Is the mythical creature that symbolizes Easter a bunny or rabbit? What about the ferocious beast that savaged the knights in Monty Python and the Holy Grail?
The distinction between bunny and rabbit might seem trivial in the modern day, but a distinction exists to be made. Continue reading to learn the difference between these two words and whether rabbit or bunny better describes a given creature.
What is the Difference Between Bunny and Rabbit?
In this article, I will compare rabbit vs. bunny. I will use each of these words in at least one example sentence, so you can see them in context.
Plus, I will show you a helpful memory tool that will show you how to distinguish between these animals.
When to Use Rabbit
What does rabbit mean? The word rabbit is a noun. A rabbit is a type of mammal. They are small, furry animals with large ears and powerful back legs that can be seen hopping around in meadows in the springtime.
A rabbit is different from a hare. While they appear similar, and belong to the same biological family, they are different species.
Here are some examples of rabbit in a sentence,
- “Yummy, I love rabbit stew!” said the poor little orphan boy.
- Wanda saw a rabbit in her front yard while she was drinking her morning coffee.
- “Be very, very quiet,” warned the woodsman. “I’m hunting rabbits!”
- When I lived in Paris about 10 years ago, rabbit was always in the weekly dinner rotation. –The New York Times
Additionally, Welsh rabbit is a toast and cheese dish that contains no rabbit meat, but it is common in some U.K. taverns. No one knows why it is called that. One folk theory is that most Welsh were too poor to afford rabbit meat, and they substituted toast and cheese, leading to the name Welsh rabbit.
When to Use Bunny

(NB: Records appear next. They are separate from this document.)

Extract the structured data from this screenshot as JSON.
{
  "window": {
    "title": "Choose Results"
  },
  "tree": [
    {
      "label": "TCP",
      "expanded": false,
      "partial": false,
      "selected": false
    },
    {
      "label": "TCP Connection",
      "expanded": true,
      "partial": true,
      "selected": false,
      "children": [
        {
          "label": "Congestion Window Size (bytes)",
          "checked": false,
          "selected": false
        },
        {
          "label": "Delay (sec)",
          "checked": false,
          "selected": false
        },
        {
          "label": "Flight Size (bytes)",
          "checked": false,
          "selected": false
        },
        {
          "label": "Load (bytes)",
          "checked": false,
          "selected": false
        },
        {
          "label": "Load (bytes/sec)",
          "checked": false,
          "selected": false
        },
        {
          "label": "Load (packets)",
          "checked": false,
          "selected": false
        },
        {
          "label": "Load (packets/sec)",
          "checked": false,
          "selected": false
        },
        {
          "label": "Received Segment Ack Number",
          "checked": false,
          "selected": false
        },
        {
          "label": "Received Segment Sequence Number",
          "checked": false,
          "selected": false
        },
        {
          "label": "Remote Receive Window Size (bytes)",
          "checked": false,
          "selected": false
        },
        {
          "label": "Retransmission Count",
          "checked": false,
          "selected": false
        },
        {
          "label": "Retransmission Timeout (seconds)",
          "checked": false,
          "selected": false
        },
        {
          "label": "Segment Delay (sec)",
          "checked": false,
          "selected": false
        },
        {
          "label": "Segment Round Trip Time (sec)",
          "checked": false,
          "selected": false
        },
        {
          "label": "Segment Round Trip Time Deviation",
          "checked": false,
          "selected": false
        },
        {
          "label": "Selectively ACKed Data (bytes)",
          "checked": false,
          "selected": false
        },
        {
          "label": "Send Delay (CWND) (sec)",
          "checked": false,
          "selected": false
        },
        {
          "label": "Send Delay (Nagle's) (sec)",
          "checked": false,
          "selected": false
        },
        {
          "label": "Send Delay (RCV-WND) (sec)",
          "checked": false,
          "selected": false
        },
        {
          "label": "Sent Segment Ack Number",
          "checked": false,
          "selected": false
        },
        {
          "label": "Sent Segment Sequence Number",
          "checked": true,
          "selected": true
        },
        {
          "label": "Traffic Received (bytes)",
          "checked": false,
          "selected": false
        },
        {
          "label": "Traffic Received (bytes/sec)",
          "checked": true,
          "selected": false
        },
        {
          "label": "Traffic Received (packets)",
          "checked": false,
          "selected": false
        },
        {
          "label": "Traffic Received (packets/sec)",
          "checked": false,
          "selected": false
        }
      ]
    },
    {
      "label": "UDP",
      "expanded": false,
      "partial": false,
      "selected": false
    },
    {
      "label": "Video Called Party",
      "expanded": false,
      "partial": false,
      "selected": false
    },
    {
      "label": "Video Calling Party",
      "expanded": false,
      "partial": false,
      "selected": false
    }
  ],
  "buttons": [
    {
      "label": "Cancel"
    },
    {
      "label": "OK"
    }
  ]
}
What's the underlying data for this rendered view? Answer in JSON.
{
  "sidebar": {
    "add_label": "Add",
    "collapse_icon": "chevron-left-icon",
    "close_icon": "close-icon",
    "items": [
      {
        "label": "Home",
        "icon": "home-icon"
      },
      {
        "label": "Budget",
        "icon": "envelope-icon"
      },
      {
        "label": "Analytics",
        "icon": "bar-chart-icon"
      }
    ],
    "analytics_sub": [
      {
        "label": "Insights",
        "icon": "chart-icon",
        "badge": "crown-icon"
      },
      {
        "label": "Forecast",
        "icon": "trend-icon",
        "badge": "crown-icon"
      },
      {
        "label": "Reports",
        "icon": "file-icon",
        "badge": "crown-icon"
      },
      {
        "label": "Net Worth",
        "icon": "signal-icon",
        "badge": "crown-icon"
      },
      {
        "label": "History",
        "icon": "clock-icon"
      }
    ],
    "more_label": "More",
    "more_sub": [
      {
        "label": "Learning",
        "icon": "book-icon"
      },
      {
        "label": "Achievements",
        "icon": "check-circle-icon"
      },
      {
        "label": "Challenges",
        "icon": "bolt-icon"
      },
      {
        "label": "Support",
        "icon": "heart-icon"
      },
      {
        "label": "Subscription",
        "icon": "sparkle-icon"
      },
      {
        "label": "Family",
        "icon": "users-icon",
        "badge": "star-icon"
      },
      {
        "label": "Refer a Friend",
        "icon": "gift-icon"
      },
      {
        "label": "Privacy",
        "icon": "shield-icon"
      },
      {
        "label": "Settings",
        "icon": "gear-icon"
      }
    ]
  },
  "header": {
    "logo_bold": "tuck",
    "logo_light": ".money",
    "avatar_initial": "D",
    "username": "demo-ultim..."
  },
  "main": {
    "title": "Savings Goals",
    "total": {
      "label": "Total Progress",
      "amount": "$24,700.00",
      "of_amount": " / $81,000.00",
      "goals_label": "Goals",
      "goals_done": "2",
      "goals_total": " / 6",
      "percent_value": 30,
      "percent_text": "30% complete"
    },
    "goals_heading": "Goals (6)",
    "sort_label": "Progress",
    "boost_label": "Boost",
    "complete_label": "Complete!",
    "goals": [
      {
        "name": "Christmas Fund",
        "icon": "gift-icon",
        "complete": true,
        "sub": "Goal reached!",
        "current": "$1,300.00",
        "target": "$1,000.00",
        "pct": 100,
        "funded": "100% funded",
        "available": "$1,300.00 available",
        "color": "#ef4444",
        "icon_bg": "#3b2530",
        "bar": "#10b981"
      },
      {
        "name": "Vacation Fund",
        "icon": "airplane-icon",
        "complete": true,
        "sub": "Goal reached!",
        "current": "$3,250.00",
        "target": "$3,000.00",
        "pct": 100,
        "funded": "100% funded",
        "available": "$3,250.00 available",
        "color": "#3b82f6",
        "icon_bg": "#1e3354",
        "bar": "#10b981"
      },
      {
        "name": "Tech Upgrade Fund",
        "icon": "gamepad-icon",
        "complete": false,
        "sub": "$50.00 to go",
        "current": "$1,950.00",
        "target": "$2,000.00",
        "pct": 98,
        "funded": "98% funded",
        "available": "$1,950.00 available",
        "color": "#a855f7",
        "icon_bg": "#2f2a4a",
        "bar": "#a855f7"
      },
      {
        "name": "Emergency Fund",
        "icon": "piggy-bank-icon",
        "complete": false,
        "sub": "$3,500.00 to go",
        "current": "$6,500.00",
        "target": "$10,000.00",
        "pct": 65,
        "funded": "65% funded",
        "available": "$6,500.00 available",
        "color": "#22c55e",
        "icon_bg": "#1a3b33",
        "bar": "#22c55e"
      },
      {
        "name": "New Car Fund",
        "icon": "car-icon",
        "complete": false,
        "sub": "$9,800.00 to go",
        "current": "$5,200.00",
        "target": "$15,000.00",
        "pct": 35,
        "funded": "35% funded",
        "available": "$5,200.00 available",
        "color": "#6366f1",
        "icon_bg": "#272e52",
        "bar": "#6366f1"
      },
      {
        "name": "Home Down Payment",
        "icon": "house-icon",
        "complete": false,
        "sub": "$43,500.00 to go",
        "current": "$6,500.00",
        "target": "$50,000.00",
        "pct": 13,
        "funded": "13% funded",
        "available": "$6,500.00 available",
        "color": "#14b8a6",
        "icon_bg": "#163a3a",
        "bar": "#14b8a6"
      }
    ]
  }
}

What does bunny mean? Bunny is another noun and another name for a rabbit, but it usually refers to a young rabbit, often a baby rabbit.
The diminutive bunny is unscientific and should be avoided in contexts requiring taxonomical precision.
Here are a few example sentences for bunny,
- “The Easter bunny came!” exclaimed the four-year-old.
- Chelsea wants a pet bunny, a pet tarantula, a pet ostrich, and a pet camel, but her mother wants none of those things.
- “My bunny pooped in the living room,” complained Jared.
- A cement bunny appeared on the doorstep. A rusted baker’s rack materialized on the patio. –The Wall Street Journal
Trick to Remember the Difference
Here’s an easy trick to remember rabbit vs. bunny.
A rabbit is a small mammal, and a bunny is a small rabbit. You can remember this because bunny and baby both start with the letter “B.” Bunnies are usually small or baby rabbits.
Rabbit is more taxonomically precise than bunny, so you should use it in formal writing. Since rabbit and formal both contain the letter R, you can use that letter as a reminder to use rabbit in formal writing.
Is it bunny or rabbit? Both of these words refer to the same mammal, but they usually refer to that mammal at different stages of development.
- A rabbit a type of small mammal.
- A bunny is a small or baby rabbit.
Don’t forget, you can also reread this article any time you need a quick refresher.